Although the concepts of truth and belief are fundamental in philosophy, in recent years they have come under attack from various quarters. I argue that philosophers have been too quick to find these concepts problematic and in need of being replaced. For example, the Liar Paradox is sometimes taken to show that the concept of truth is inconsistent, and thus unsuitable for rigorous inquiry. But I develop a solution that gives a consistent account of this concept, allowing us to retain it in spite of the paradox. I argue that when the word ‘true’ occurs in such a sentence, it undergoes a one-off aberration in its reference, failing to refer to truth. Thus, Liar sentences and their kin fail to say what they pre-theoretically appear to say. However, there is no need to conclude that these sentences are meaningless; rather, I illustrate how these sentences come very close to saying what they appear to say, in spite of the aberrations they witness. As with the concept of truth, intentional concepts like those of belief, meaning, and reference have been subject to skepticism and attempts at excision. I show that the content of the claim that the use of intentional concepts can be eliminated from scientific explanations depends on broader issues about how one conceives of explanations. Then I argue that intentional concepts, in particular the concept of belief, play an ineliminable role in the explanation of behavior: when we learn what someone believes, we get some information about how she would react to a variety of possible scenarios. This information that is useful in everyday life, and would be important in a science whose aim was to improve on our folk-psychological explanations. But so far, explanations that avoid talk of beliefs have failed to replicate this distinctive kind of informativeness. Thus, we have reason to think that belief-attributions are indispensable when it comes to explaining people’s behaviors, and so we have reason to retain the notion of belief.

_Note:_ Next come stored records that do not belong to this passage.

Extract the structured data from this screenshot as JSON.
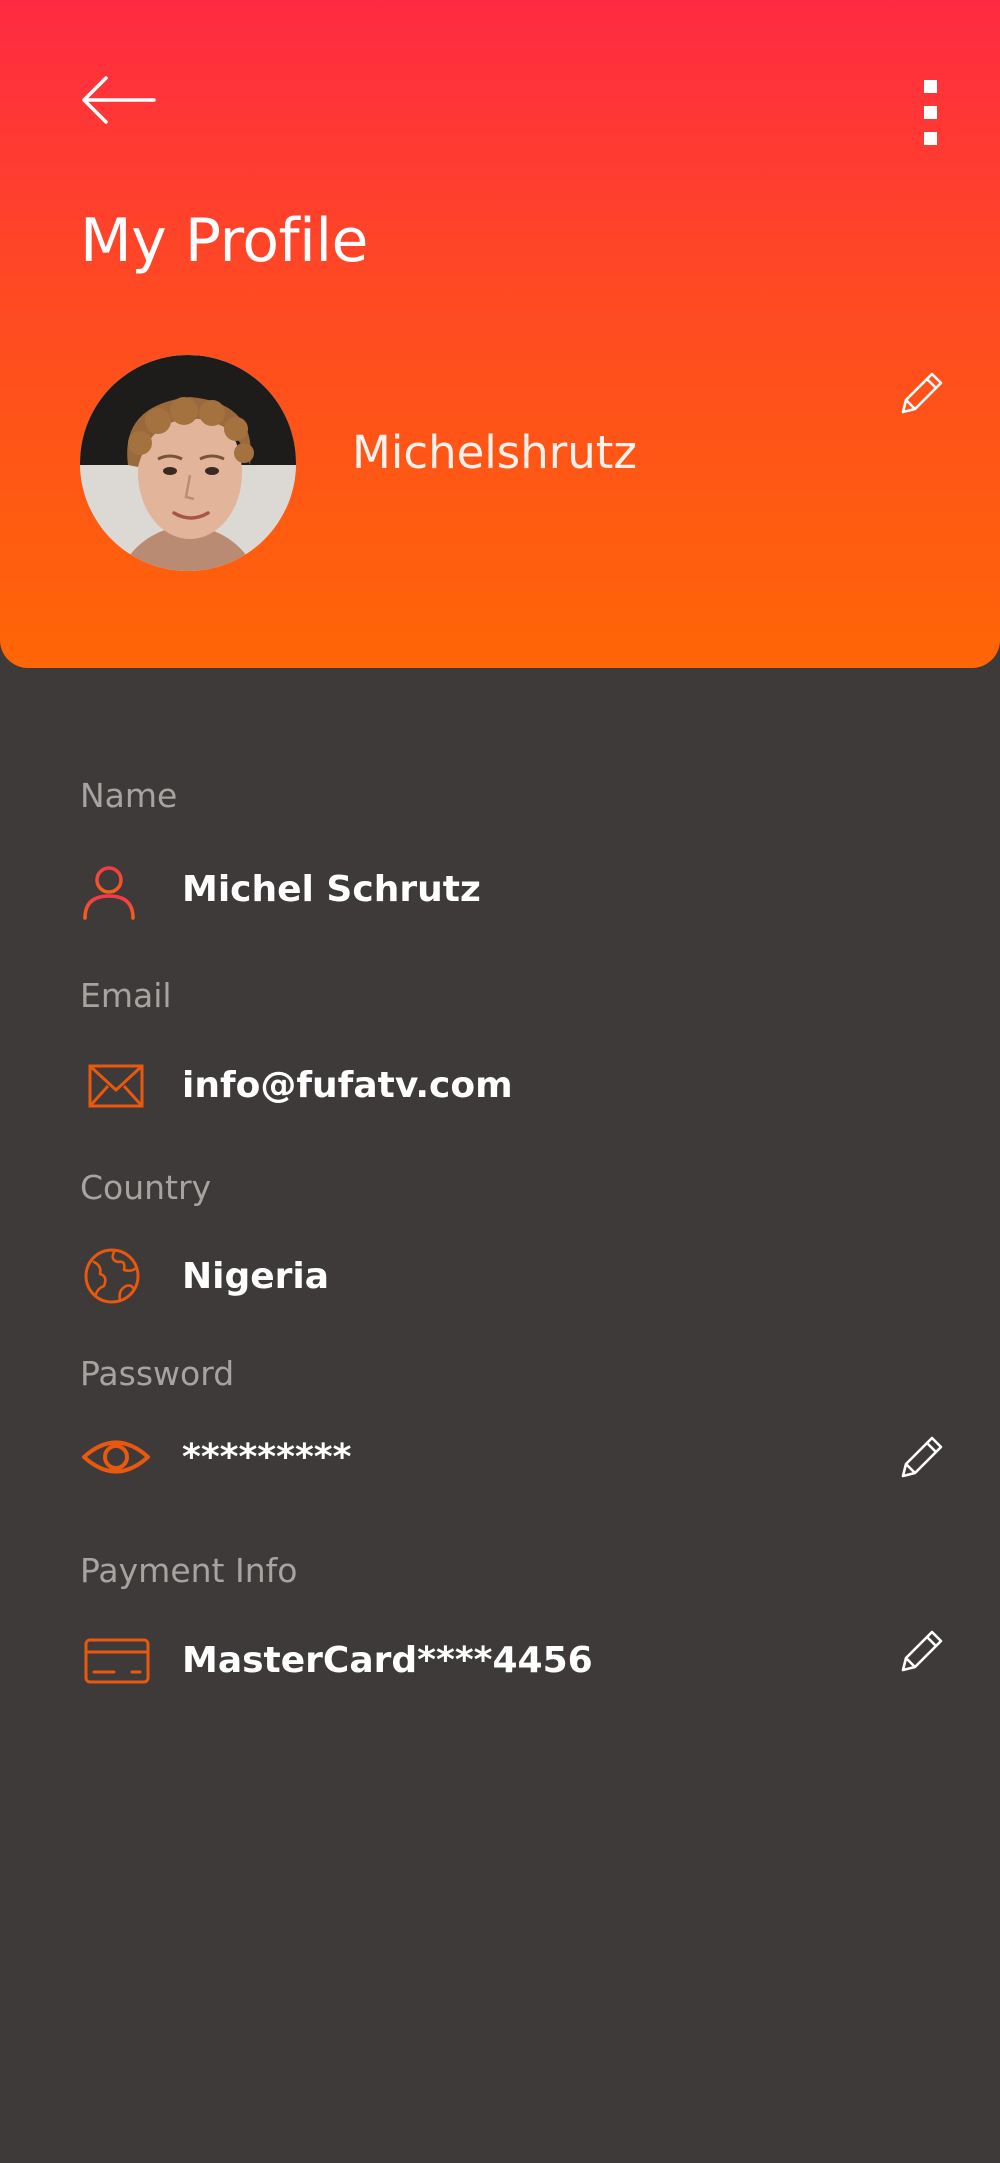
{
  "header": {
    "title": "My Profile",
    "back_icon": "arrow-left-icon",
    "menu_icon": "more-vertical-icon"
  },
  "profile": {
    "username": "Michelshrutz",
    "avatar_icon": "avatar-photo"
  },
  "fields": [
    {
      "label": "Name",
      "value": "Michel Schrutz",
      "icon": "user-icon",
      "editable": false
    },
    {
      "label": "Email",
      "value": "info@fufatv.com",
      "icon": "mail-icon",
      "editable": false
    },
    {
      "label": "Country",
      "value": "Nigeria",
      "icon": "globe-icon",
      "editable": false
    },
    {
      "label": "Password",
      "value": "*********",
      "icon": "eye-icon",
      "editable": true
    },
    {
      "label": "Payment Info",
      "value": "MasterCard****4456",
      "icon": "credit-card-icon",
      "editable": true
    }
  ],
  "colors": {
    "gradient_top": "#ff2a42",
    "gradient_bottom": "#ff6606",
    "background": "#3d3a39",
    "label": "#a7a3a1",
    "value": "#ffffff",
    "icon_accent": "#e8580f"
  }
}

belief; explanation; intentionality; Liar paradox; reference; truth; Philosophy of science; Logic; Philosophy
Hodes, Harold T
Eklund, Matti; Starr, William
PHD of Philosophy
Doctor of Philosophy
dissertation or thesis